This is more a note to myself, as I seem to forget this step whenever I am installing Oracle XE on an Ubuntu server.
As well as all the usual suspects (build-essential, linux-header-server, etc), also remember to install:
Either that, or if you feel like downloading a random 200MB, you can install it from the Oracle repositories
Now excuse me, while I go beat myself over the head for spending hours trying to work out why Oracle wasn't working.
This was one of those things where I've just gone 'I wonder if this works..' and strangely enough it DID!
Situation was something like the following (okay - something is a very broad term, because it wasn't really like this at all) -
I have a document management system - and each document has a
document_createdDate and a
document_releaseDate - however if the user chose to release a document 'Now' the
document_releaseDate would be set to
So when I went to order a document list by
document_releaseDate, obviously that would be rather hard, as values could be
NULL in a date list.
So I figured - why not sort such that, if is
NULL, then sort by the
document_createdDate - that would provide a able solution to my sorting issue.
Then I discovered I could put
CASE statements into my
ORDER BY clause - and that made things real easy - e.g.
WHEN document_releaseDate IS NULL then
And presto - a conditional sort! Of course there are other ways to solve the same problem, but I thought that was nifty.
This was done a Oracle 9i database.
Was searching for a way to do ordering within CONNECT BY clauses in Oracle PL/SQL, and came across this great article on all sorts of aspects of Hierarchical data support within Oracle 9i.
Querying Hierarchies: Top-of-the-Line Support
Particularly interesting facts include the ability to ORDER SIBLING BY to order within a Hierarchical query, and using SYS_CONNECT_BY_PATH to display an output of the tree in delimiter separated list.
This has been convered in a few places, but people ask this alot, so I figured I would drop my version of the answer somewhere that may be a little easier to find. I've done this a few times here and there.
There are a variety of ways that you can connect Oracle, but most of them provide limited functionality.

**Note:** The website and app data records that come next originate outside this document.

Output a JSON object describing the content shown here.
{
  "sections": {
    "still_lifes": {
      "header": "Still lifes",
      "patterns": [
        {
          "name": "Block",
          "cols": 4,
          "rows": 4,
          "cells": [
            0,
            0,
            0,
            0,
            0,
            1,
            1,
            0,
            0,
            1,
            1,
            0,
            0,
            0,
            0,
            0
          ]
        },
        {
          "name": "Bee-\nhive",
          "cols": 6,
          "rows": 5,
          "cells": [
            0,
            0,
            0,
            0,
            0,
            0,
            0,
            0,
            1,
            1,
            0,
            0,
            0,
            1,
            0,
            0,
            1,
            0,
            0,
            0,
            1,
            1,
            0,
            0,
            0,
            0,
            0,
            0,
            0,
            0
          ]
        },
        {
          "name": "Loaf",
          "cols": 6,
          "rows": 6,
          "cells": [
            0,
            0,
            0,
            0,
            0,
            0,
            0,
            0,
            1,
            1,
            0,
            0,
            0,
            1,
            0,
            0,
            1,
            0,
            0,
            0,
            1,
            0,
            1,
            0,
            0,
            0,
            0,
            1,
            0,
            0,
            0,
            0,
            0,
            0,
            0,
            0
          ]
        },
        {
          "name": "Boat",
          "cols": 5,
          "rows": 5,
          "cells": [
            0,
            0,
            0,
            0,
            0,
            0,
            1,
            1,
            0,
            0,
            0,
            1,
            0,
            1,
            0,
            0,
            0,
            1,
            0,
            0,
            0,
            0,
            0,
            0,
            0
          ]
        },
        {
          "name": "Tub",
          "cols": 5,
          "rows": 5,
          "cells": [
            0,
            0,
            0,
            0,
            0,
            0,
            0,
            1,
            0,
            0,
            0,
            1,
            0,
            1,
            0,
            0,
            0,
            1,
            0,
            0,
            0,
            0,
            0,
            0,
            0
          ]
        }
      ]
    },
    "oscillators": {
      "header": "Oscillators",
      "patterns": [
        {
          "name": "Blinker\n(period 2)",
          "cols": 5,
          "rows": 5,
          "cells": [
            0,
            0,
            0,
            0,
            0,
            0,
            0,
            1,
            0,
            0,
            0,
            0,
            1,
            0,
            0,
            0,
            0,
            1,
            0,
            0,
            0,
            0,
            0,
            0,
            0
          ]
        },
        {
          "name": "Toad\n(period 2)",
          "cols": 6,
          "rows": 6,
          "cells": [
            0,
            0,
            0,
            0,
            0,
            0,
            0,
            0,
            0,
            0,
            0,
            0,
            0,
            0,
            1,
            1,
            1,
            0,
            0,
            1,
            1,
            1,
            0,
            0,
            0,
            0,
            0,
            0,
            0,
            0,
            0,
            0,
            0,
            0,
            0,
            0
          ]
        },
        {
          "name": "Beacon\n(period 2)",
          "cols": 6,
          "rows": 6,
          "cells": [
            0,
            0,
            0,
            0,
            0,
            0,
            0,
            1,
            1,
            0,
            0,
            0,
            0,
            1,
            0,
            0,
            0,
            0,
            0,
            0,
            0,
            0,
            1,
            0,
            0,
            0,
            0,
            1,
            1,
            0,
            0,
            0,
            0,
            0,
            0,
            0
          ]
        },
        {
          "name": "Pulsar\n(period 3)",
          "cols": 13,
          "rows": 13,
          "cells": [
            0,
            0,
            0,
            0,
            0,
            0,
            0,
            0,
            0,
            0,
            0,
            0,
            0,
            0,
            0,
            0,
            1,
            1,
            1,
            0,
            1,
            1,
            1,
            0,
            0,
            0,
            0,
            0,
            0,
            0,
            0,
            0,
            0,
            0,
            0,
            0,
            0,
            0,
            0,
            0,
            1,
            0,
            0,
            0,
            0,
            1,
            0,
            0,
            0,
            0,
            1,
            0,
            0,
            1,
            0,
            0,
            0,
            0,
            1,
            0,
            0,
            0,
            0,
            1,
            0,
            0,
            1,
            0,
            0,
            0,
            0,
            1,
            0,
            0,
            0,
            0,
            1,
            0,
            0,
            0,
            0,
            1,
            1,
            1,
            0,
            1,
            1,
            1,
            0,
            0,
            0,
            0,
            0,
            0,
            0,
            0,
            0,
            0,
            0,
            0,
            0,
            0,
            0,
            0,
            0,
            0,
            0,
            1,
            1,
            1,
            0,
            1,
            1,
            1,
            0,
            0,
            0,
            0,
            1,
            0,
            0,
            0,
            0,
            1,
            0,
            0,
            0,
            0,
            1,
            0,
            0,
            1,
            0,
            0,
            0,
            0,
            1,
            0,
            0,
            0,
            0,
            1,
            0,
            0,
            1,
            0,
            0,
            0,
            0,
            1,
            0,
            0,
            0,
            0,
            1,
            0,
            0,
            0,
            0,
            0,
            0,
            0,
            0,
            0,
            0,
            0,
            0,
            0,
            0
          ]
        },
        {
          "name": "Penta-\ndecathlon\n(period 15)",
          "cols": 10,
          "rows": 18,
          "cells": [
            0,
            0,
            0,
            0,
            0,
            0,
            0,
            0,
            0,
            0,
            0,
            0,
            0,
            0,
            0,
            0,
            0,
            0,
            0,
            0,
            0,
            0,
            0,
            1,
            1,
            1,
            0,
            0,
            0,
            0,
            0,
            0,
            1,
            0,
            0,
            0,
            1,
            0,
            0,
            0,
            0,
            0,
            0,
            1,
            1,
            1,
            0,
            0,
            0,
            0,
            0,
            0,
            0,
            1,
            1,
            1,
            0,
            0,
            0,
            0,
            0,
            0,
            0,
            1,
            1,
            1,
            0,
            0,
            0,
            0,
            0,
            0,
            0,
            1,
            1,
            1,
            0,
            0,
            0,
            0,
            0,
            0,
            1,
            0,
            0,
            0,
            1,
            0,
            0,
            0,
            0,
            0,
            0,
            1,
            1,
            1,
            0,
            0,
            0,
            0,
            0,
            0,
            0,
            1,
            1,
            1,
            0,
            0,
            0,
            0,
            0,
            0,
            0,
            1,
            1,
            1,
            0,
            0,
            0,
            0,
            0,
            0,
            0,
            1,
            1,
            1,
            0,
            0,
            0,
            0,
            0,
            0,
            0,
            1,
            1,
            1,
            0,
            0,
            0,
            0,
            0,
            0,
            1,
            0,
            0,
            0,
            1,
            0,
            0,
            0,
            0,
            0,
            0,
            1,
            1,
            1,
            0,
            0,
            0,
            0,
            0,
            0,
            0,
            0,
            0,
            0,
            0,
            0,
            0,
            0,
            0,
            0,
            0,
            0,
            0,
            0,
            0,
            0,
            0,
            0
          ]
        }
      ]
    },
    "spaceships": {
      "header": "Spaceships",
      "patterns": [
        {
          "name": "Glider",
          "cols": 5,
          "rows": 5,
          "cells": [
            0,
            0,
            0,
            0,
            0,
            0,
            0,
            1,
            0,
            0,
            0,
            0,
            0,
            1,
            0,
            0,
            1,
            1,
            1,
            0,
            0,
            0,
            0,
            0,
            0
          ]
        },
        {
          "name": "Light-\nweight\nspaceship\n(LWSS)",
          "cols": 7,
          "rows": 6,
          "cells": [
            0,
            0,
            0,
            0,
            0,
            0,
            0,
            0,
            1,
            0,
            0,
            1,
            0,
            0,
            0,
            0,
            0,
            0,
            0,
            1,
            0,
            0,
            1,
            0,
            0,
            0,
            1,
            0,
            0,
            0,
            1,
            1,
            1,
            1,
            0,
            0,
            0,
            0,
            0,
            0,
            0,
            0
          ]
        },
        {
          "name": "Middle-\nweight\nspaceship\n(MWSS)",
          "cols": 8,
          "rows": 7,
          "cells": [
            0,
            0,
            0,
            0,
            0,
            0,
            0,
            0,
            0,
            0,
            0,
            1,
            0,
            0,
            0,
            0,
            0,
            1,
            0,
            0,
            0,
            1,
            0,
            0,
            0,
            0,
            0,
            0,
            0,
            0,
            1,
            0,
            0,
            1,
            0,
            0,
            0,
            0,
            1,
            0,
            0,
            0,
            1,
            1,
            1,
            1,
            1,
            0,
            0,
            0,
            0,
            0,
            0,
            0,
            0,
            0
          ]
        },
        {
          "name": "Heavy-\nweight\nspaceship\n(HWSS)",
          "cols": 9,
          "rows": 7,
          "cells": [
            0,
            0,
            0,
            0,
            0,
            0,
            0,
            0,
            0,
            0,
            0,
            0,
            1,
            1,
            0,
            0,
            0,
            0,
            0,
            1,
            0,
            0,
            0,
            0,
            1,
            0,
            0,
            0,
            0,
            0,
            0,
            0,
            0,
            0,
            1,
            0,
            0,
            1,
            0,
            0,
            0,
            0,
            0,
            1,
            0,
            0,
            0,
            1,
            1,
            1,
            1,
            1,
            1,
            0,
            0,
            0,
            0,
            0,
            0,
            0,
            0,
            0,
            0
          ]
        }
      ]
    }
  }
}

JDBC Thin driver
Details can be seen here:
CFGuru Blog (Yup, that comment at the bottom is me).
Pros - This is by far the most lightweight installation to get Oracle connected with CFMX.

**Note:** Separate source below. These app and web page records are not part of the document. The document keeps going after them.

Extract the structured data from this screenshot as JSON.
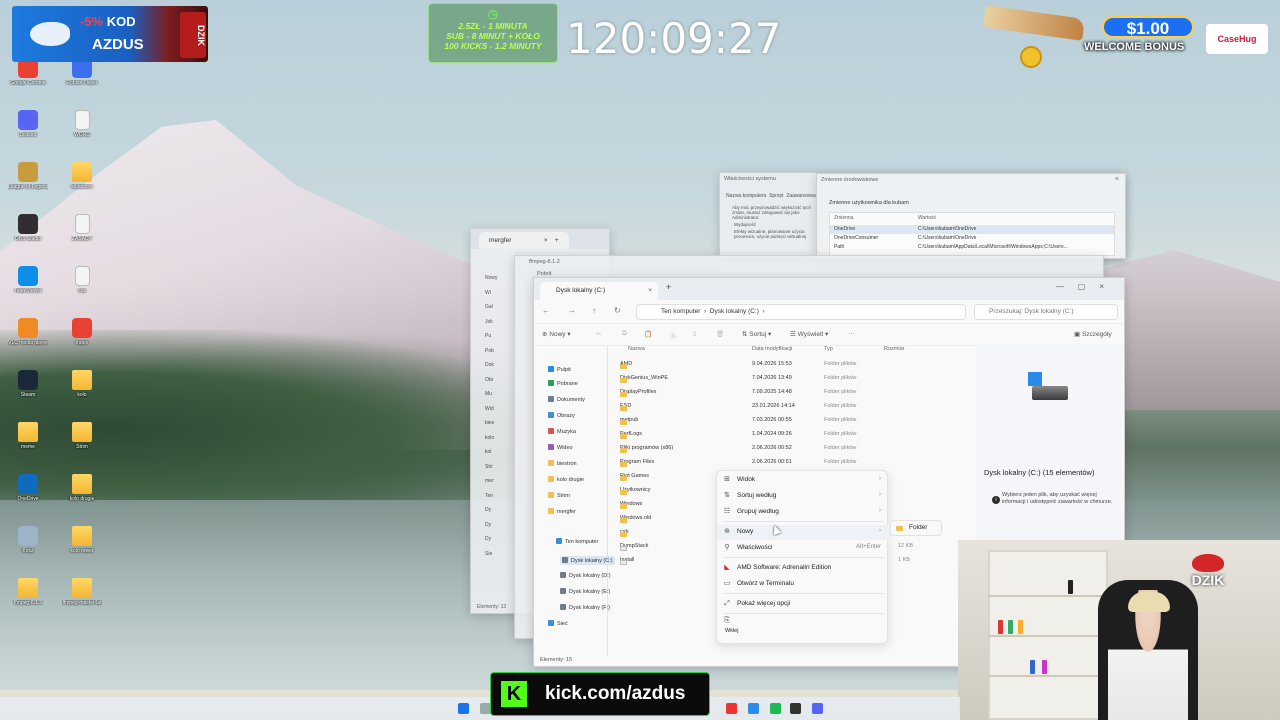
{
  "desktop": {
    "icons": [
      {
        "label": "Google Chrome",
        "color": "#e94235"
      },
      {
        "label": "Roblox Player",
        "color": "#3b6ff0"
      },
      {
        "label": "Discord",
        "color": "#5865f2"
      },
      {
        "label": "WORD",
        "color": "file"
      },
      {
        "label": "League of Legends",
        "color": "#c89b3c"
      },
      {
        "label": "kibadown",
        "color": "folder"
      },
      {
        "label": "OBS Studio",
        "color": "#302e31"
      },
      {
        "label": "ZASADY",
        "color": "file"
      },
      {
        "label": "TeamViewer",
        "color": "#0e8ee9"
      },
      {
        "label": "cos",
        "color": "file"
      },
      {
        "label": "VLC media player",
        "color": "#f08a24"
      },
      {
        "label": "index",
        "color": "#e94235"
      },
      {
        "label": "Steam",
        "color": "#1b2838"
      },
      {
        "label": "kolo",
        "color": "folder"
      },
      {
        "label": "meme",
        "color": "folder"
      },
      {
        "label": "Strim",
        "color": "folder"
      },
      {
        "label": "OneDrive",
        "color": "#0f6cbd"
      },
      {
        "label": "kolo drugie",
        "color": "folder"
      },
      {
        "label": "Kosz",
        "color": "#9fb3c8"
      },
      {
        "label": "kolo rower",
        "color": "folder"
      },
      {
        "label": "ffmpeg-8.1.2",
        "color": "folder"
      },
      {
        "label": "ffmpeg-master-lat",
        "color": "folder"
      }
    ]
  },
  "promo": {
    "percent": "-5%",
    "kod": "KOD",
    "code": "AZDUS",
    "brand": "DZIK"
  },
  "timer_box": {
    "line1": "2.5ZŁ - 1 MINUTA",
    "line2": "SUB - 8 MINUT + KOŁO",
    "line3": "100 KICKS - 1.2 MINUTY"
  },
  "big_timer": "120:09:27",
  "bonus": {
    "amount": "$1.00",
    "label": "WELCOME BONUS",
    "site": "CaseHug"
  },
  "bg_windows": {
    "w1_tab": "mergfer",
    "w2_tab": "ffmpeg-8.1.2",
    "w3_tab": "Pobrit",
    "sysprop_title": "Właściwości systemu",
    "sysprop_tabs": [
      "Nazwa komputera",
      "Sprzęt",
      "Zaawansowane"
    ],
    "sysprop_text1": "Aby móc przeprowadzić większość tych zmian, musisz zalogować się jako Administrator.",
    "sysprop_text2": "Wydajność",
    "sysprop_text3": "Efekty wizualne, planowanie użycia procesora, użycie pamięci wirtualnej",
    "envvar_title": "Zmienne środowiskowe",
    "envvar_section": "Zmienne użytkownika dla kubam",
    "envvar_col1": "Zmienna",
    "envvar_col2": "Wartość",
    "envvars": [
      {
        "name": "OneDrive",
        "value": "C:\\Users\\kubam\\OneDrive"
      },
      {
        "name": "OneDriveConsumer",
        "value": "C:\\Users\\kubam\\OneDrive"
      },
      {
        "name": "Path",
        "value": "C:\\Users\\kubam\\AppData\\Local\\Microsoft\\WindowsApps;C:\\Users..."
      }
    ],
    "left_nav": [
      "Nowy",
      "Wi",
      "Gal",
      "Jok",
      "Pu",
      "Pob",
      "Dok",
      "Obr",
      "Mu",
      "Wid",
      "bies",
      "kolo",
      "kol",
      "Stri",
      "mer",
      "Ten",
      "Dy",
      "Dy",
      "Dy",
      "Sie"
    ],
    "left_status": "Elementy: 13"
  },
  "explorer": {
    "tab_title": "Dysk lokalny (C:)",
    "breadcrumb": [
      "Ten komputer",
      "Dysk lokalny (C:)"
    ],
    "search_placeholder": "Przeszukaj: Dysk lokalny (C:)",
    "cmd": {
      "new": "Nowy",
      "sort": "Sortuj",
      "view": "Wyświetl",
      "more": "···",
      "details": "Szczegóły"
    },
    "columns": {
      "name": "Nazwa",
      "date": "Data modyfikacji",
      "type": "Typ",
      "size": "Rozmiar"
    },
    "sidebar": [
      {
        "label": "Pulpit",
        "color": "#2b8be8"
      },
      {
        "label": "Pobrane",
        "color": "#2c9e5a"
      },
      {
        "label": "Dokumenty",
        "color": "#6d7d8f"
      },
      {
        "label": "Obrazy",
        "color": "#3e8ed0"
      },
      {
        "label": "Muzyka",
        "color": "#d9534f"
      },
      {
        "label": "Wideo",
        "color": "#9b59b6"
      },
      {
        "label": "biestron",
        "color": "#f2c14d"
      },
      {
        "label": "kolo drugie",
        "color": "#f2c14d"
      },
      {
        "label": "Strim",
        "color": "#f2c14d"
      },
      {
        "label": "mergfer",
        "color": "#f2c14d"
      },
      {
        "label": "Ten komputer",
        "color": "#3b8fd6"
      },
      {
        "label": "Dysk lokalny (C:)",
        "color": "#6d7d8f"
      },
      {
        "label": "Dysk lokalny (D:)",
        "color": "#6d7d8f"
      },
      {
        "label": "Dysk lokalny (E:)",
        "color": "#6d7d8f"
      },
      {
        "label": "Dysk lokalny (F:)",
        "color": "#6d7d8f"
      },
      {
        "label": "Sieć",
        "color": "#3b8fd6"
      }
    ],
    "files": [
      {
        "name": "AMD",
        "date": "9.04.2026 15:53",
        "type": "Folder plików",
        "size": ""
      },
      {
        "name": "DiskGenius_WinPE",
        "date": "7.04.2026 13:49",
        "type": "Folder plików",
        "size": ""
      },
      {
        "name": "DisplayProfiles",
        "date": "7.09.2025 14:48",
        "type": "Folder plików",
        "size": ""
      },
      {
        "name": "ESD",
        "date": "23.01.2026 14:14",
        "type": "Folder plików",
        "size": ""
      },
      {
        "name": "metpub",
        "date": "7.03.2026 00:55",
        "type": "Folder plików",
        "size": ""
      },
      {
        "name": "PerfLogs",
        "date": "1.04.2024 09:26",
        "type": "Folder plików",
        "size": ""
      },
      {
        "name": "Pliki programów (x86)",
        "date": "2.06.2026 00:52",
        "type": "Folder plików",
        "size": ""
      },
      {
        "name": "Program Files",
        "date": "2.06.2026 00:51",
        "type": "Folder plików",
        "size": ""
      },
      {
        "name": "Riot Games",
        "date": "",
        "type": "",
        "size": ""
      },
      {
        "name": "Użytkownicy",
        "date": "",
        "type": "",
        "size": ""
      },
      {
        "name": "Windows",
        "date": "",
        "type": "",
        "size": ""
      },
      {
        "name": "Windows.old",
        "date": "",
        "type": "",
        "size": ""
      },
      {
        "name": "csb",
        "date": "",
        "type": "",
        "size": ""
      },
      {
        "name": "DumpStack",
        "date": "",
        "type": "",
        "size": "12 KB"
      },
      {
        "name": "Install",
        "date": "",
        "type": "",
        "size": "1 KB"
      }
    ],
    "details_title": "Dysk lokalny (C:) (15 elementów)",
    "details_info": "Wybierz jeden plik, aby uzyskać więcej informacji i udostępnić zawartość w chmurze.",
    "status": "Elementy: 15"
  },
  "context_menu": {
    "items": [
      {
        "label": "Widok",
        "icon": "grid-icon",
        "arrow": "›"
      },
      {
        "label": "Sortuj według",
        "icon": "sort-icon",
        "arrow": "›"
      },
      {
        "label": "Grupuj według",
        "icon": "group-icon",
        "arrow": "›"
      },
      {
        "label": "Nowy",
        "icon": "new-icon",
        "arrow": "›"
      },
      {
        "label": "Właściwości",
        "icon": "wrench-icon",
        "shortcut": "Alt+Enter"
      },
      {
        "label": "AMD Software: Adrenalin Edition",
        "icon": "amd-icon"
      },
      {
        "label": "Otwórz w Terminalu",
        "icon": "terminal-icon"
      },
      {
        "label": "Pokaż więcej opcji",
        "icon": "more-icon"
      },
      {
        "label": "Wklej",
        "icon": "paste-icon"
      }
    ],
    "submenu": "Folder"
  },
  "webcam": {
    "logo": "DZIK"
  },
  "kick": {
    "letter": "K",
    "url": "kick.com/azdus"
  }
}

Cons - You cannot get Result Sets to return from Stored Procedures using this driver. (There may be other stored proc issues I may not be aware of, but I hit this one and gave up.)
Oracle ODBC Driver
Pros - You have the full functionality of Oracle (i.e you can get result sets out of stored procs).
Cons - It's a longer and slightly more tricky install process as you have to install the Oracle Client.
Personally, I like the ODBC version the best, simply because getting result sets out of Stored Procs is of high priority to me.
The steps for installing the ODBC version are the following:
Install the ODBC Client (create an 'Oracle Home' in any dir. Default should be fine).
Install the ODBC drivers (You may have to do this with the Oracle Universal Installer, which comes with the Client).
Open Oracle - oraHome > Configuration and Migration Tools > Net Manager
Click Service Naming in the tree.
Click Edit > Create from the menu at the top. You will get a new window.
Enter the Net Service Name. I tend to use the same name as the Oracle SID/Service Name. Click Next
Leave at TCP/IP and click Next.
Enter the Host Name of the Oracle server (i.e. oracle.mysite.com), and the port number. The default Oracle port is displayed. Click Next.
Enter the SID/Service name of the Oracle database you are connecting to. Leave as Database Default for connection type. Click Next.
Click Test to test the Oracle connection. First test will probably fail, as it will have the wrong login details. Enter the right details and try again.
Once the connection works, click Finish.
Exit the Net Manager and click Save on the dialog.
Goto Control Panel > Administrative Tools > Data Sources.
Click System DSN.
Choose Oracle in OraHomeand click Finish. (Why finish? you're not done!)
Enter the name in DataSource Name. Doesn't really matter what. I tend to stick to the SID / Service Name.
Choose your TNS Service Name from the drop down provided.
Test the connection. The first test will probably fail, as the username and password will be wrong. Enter the correct details until it works.
Now go into the CF Administrator > Data Sources
Add a ODBC Socket datasource.
Choose the Oracle ODBC DSN from the drop down.
Click Show Advanced Settings and enter the username and password (if required).
The datasource should now validate (if it doesn't, try restarting the machine, as sometimes a restart is required for the new odbc connection to take full effect).
I don't think I've missed anything. Like I said, it's a tad long and convoluted, but it does work in a production environment.
Once it's set up once, adding a new datasource is a 5 minute job.
I hope that solves someone's problem, because it took me a few weeks to work that one out.
If anyone is wondering why I poste the 9i documentation, is because it always seems to me that most people have trouble finding it in the Oracle site. It's buried pretty deep.
(Or maybe they don't look - either way, it's right here)
Oracle9i Database Online Documentation
I must say, as far as documentation goes - it is very thorough.